It's a quiet story about loving people we aren't sure how to love, or how to show we love; about what happens when we can't, don't or won't talk our loved ones and instead keep secrets. It's a story about the fact that even when someone doesn't show you they love you in the way you might have hoped for or doesn't tell you everything, they may be the one to come through for you. Conversely, those who profess love may not be there when things get tough. It's about family and the ache that comes from missing family. It's an excellent story. Read it if you haven't.
I learned a lot from this book. My cartoonish visions of North Korea become less of a caricature with every good new information source, but I'm seeking these things out. It's way too easy in the US to see the DPRK in a two-dimensional way -- much like we saw the USSR during the Cold War, but with even less information. So I'm glad for anything that can give me more information about the North Korean people and the country. For instance, the fish is apparently excellent!
This is an incredibly interesting memoir told in the most bland way possible. I really wanted to love it, and I'm quite impressed with this woman and her family. I don't know whether it was the translation or the writing itself, but the writing could not have been more dull. It's a real shame, since the story could have been thrilling. Perhaps with a helpful co-writer, this would have made a bigger impression.
It feels a bit like the author wanted to please everyone. She works hard not to offend, so every negative comment is offset by a positive partner. "America seems X, but I love Y about America." The only thing that doesn't get this overly level-headed treatment is Kim Jong-un and family. I wondered from time to time if even that was done to please her readers. (I doubt they're handing out copies in the DPRK.) It was clear she tried not to make this book political, but how can you write about an "escape" from your home country without it being somewhat political.

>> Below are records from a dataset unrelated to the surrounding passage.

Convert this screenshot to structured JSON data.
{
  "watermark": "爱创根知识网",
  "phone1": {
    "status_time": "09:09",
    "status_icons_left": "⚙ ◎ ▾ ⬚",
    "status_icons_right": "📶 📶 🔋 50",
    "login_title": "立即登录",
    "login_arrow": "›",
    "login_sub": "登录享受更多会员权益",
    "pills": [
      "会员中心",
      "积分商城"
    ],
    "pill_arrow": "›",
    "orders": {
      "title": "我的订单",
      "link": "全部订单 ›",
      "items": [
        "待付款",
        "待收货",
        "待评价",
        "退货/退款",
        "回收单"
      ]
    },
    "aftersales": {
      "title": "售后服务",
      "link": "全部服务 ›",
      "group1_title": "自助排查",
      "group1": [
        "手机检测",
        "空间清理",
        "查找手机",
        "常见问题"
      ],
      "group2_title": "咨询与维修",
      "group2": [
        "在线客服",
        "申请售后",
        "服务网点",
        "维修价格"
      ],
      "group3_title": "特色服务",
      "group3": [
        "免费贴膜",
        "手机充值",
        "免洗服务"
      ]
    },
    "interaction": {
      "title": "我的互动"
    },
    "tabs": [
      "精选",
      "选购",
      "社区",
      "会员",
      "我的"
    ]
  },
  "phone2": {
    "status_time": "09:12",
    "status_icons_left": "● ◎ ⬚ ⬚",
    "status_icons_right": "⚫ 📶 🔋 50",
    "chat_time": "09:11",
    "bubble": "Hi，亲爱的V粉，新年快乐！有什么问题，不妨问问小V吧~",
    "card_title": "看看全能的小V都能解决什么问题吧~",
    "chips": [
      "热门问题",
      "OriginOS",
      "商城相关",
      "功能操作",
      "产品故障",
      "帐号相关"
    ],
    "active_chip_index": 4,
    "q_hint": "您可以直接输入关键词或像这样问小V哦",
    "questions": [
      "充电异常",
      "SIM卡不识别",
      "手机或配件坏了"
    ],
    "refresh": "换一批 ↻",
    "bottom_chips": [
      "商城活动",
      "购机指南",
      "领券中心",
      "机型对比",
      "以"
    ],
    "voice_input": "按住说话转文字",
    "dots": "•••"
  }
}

One thing that caught my interest is how many successful escapes there are from North Korea. This isn't expanded on in any way, and it's hard to get an actual "count" since many people stay in China illegally (and dangerously, as Eunsun Kim's story portrays.) I did some interweb searching afterward and apparently the defectors who make it to South Korea (the most common place to head) are usually young women much like Eunsun Kim, so reading her story is a good example of the dangers and perils involved in getting out of the DPRK and eventually safety in another country.
AR: 8.5 Grade
Summary: The book Anne Frank: A Hidden Life is all about what Anne Frank and her close ones went through, as the Holocaust was in effect. This book goes into extreme detail. The reader is able to catch the feelings that Anne Frank had, while writing her diary.
Idea: This would be a great book to cover, while teaching the topic on the Holocaust. This is also a great way to intertwine reading into social studies. I would most definitely use this book for upper grades, most likely 6th. I feel like the reading level and content is most appropiate here. For my lower level students, I can always fit this book into where I would meet their needs. This way, they would not miss out on the opportunity of experiencing the perspective of someone who has actually expericienced every bit of the Holocaust.
I had hoped to be absolutely knocked out of my socks by the essays in this volume but it fell quite a bit short of the mark. The Little Virtues by Natalia Ginzburg was listed in a footnote of a book that I read last year (I think it was Wild Things but I'm honestly not sure) and it piqued my interest because it was listed as a resource for children's education. Ginzburg writes about her childhood in Italy (this is a translation) and the lessons which she learned from the ups and downs of her life there. It was a tumultuous life too. Organized in a series of short essays, different points in the author's life are described and used to illumine various life lessons. She covers just about everything from family dynamics, adolescent friendships, first love, and (what I was there for) the education of children. One of the major issues I had with this book was that education seemed almost like an afterthought even though the title was crafted from this section. I found the overall collection mediocre at best and not at all mindbogglingly profound as the footnote of the other book (and the online reviews) had led me to believe . In fact, only some of the points were even remotely accessible while the majority were nearly indecipherable. It read more as a series of diary entries than anything approaching academic. 5/10 from a severely disappointed nerd.
What's Up Next: The World of Lore: Monstrous Creatures by Aaron Mahnke
What I'm Currently Reading: I've Got This Round: More Tales of Debauchery by Mamrie Hart